The more Jose Mourinho attempts to influence match officials, the more they are likely to ignore him
Frank Warren column: No cigar, but pots of money: here come the Cubans

Frank Warren's Ringside

No cigar, but pots of money: here come the Cubans
Isis hostage crisis: Militant group stands strong as its numerous enemies fail to find a common plan to defeat it

Isis stands strong as its numerous enemies fail to find a common plan to defeat it

The jihadis are being squeezed militarily and economically, but there is no sign of an implosion, says Patrick Cockburn
Virtual reality thrusts viewers into the frontline of global events - and puts film-goers at the heart of the action
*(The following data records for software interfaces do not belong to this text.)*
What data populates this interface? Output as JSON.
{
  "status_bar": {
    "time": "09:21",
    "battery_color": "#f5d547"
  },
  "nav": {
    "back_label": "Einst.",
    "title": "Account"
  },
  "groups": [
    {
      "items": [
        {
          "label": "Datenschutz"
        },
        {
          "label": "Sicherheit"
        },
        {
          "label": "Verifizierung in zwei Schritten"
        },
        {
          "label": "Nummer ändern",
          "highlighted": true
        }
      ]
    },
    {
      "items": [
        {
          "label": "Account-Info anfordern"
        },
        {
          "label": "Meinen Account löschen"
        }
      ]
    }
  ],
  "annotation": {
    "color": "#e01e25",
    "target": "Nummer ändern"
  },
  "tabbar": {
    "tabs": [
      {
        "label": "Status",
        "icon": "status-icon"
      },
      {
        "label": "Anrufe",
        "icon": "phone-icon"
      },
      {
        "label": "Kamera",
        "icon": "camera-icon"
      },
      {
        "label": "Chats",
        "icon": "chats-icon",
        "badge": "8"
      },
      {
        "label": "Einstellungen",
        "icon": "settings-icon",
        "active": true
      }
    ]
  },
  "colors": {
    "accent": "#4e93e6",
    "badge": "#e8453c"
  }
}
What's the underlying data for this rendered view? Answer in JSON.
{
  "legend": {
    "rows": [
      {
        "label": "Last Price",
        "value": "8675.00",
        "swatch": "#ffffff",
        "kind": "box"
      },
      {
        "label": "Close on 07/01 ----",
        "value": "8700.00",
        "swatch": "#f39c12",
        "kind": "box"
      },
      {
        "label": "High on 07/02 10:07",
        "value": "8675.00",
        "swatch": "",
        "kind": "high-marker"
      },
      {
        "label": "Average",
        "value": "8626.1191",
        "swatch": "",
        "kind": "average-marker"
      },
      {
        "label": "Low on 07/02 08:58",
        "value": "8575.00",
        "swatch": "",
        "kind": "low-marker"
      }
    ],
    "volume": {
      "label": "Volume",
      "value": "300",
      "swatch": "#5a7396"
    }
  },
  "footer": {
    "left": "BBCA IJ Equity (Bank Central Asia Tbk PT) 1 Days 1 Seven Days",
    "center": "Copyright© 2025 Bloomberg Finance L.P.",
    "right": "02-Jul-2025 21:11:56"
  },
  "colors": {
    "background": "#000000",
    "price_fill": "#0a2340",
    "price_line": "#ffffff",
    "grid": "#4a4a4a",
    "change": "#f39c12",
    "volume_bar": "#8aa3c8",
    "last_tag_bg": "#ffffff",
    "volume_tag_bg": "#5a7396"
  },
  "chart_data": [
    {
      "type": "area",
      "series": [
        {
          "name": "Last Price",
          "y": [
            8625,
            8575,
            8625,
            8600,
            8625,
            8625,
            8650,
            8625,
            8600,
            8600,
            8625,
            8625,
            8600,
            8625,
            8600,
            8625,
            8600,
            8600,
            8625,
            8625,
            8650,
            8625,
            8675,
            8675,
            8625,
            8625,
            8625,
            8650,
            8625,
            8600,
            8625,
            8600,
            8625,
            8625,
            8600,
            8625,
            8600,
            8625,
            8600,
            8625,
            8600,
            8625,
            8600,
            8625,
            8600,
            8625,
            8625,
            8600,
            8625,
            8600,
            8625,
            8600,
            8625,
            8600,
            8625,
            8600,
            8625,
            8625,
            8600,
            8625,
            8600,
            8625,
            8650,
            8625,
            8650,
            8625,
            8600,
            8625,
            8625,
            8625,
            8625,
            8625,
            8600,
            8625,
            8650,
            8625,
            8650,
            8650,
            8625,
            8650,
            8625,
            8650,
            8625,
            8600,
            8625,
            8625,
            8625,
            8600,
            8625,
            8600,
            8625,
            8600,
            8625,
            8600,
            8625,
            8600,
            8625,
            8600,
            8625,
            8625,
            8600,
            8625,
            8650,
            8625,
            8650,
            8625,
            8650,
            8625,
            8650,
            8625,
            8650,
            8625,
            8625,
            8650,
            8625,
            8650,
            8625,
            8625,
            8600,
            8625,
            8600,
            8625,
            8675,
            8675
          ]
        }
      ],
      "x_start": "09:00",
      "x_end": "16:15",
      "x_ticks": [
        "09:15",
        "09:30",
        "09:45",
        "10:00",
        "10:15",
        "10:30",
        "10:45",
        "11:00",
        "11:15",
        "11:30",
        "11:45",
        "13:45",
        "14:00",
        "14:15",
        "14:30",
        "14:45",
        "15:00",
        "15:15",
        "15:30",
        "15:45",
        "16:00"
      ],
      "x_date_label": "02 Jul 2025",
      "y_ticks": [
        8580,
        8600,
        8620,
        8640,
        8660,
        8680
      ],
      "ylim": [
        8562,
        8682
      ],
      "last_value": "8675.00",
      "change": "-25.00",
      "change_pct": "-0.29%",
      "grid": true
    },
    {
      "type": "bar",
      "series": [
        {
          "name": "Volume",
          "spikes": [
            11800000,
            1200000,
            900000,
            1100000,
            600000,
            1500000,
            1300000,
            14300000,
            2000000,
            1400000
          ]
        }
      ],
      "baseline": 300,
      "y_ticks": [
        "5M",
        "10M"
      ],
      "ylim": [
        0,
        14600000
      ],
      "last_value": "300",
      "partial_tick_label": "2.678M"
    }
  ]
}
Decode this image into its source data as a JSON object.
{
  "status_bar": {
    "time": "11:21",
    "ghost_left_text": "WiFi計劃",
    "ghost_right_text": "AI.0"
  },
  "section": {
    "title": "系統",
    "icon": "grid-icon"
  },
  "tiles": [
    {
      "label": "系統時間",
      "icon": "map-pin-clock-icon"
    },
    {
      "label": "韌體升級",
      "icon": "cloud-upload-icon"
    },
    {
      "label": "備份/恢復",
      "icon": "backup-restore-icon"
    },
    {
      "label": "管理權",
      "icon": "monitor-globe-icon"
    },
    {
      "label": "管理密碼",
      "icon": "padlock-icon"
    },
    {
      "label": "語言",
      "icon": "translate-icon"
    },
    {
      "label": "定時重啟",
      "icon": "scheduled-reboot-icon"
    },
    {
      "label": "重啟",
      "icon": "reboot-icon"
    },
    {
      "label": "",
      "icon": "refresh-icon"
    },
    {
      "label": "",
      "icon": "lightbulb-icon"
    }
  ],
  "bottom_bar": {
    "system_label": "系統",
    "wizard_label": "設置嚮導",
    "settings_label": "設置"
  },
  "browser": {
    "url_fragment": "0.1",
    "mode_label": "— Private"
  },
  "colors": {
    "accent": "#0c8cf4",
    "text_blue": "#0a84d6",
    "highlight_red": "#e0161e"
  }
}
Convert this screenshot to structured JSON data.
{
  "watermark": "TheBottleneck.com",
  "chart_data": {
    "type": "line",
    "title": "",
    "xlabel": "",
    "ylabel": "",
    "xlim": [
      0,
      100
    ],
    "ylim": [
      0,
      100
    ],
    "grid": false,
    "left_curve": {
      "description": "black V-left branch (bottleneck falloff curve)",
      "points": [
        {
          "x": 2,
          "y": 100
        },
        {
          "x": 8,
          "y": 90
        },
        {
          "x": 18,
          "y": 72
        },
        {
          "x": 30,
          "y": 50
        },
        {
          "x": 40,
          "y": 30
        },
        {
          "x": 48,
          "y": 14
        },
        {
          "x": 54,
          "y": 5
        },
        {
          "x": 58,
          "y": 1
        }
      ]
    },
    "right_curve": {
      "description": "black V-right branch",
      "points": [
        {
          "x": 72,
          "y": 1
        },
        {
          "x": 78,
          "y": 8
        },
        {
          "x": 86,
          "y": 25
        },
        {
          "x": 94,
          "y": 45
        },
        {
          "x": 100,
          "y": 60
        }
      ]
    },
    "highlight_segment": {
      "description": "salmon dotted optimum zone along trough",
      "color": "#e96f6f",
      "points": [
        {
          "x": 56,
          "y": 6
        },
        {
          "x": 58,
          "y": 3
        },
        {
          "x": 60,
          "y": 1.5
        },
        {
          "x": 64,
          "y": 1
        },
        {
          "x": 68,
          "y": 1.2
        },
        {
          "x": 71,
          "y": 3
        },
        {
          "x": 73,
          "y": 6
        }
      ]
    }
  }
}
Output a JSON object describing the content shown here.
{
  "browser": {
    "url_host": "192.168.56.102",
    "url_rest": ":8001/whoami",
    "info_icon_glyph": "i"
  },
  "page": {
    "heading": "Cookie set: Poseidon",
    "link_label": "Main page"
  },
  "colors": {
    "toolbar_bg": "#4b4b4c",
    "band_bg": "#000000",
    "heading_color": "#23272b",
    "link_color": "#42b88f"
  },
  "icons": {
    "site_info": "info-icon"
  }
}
Virtual reality: Seeing is believing

Virtual reality thrusts viewers into the frontline of global events - and puts film-goers at the heart of the action
Homeless Veterans appeal: MP says Coalition ‘not doing enough’

Homeless Veterans appeal

MP says Coalition ‘not doing enough’ to help
Larry David, Steve Coogan and other comedians share stories of depression in new documentary

Comedians share stories of depression

The director of the new documentary, Kevin Pollak, tells Jessica Barrett how he got them to talk
Has The Archers lost the plot with it's spicy storylines?

Has The Archers lost the plot?

A growing number of listeners are voicing their discontent over the rural soap's spicy storylines; so loudly that even the BBC's director-general seems worried, says Simon Kelner
English Heritage adds 14 post-war office buildings to its protected lists

14 office buildings added to protected lists

Christopher Beanland explores the underrated appeal of these palaces of pen-pushing
Human skull discovery in Israel proves humans lived side-by-side with Neanderthals

Human skull discovery in Israel proves humans lived side-by-side with Neanderthals

Scientists unearthed the cranial fragments from Manot Cave in West Galilee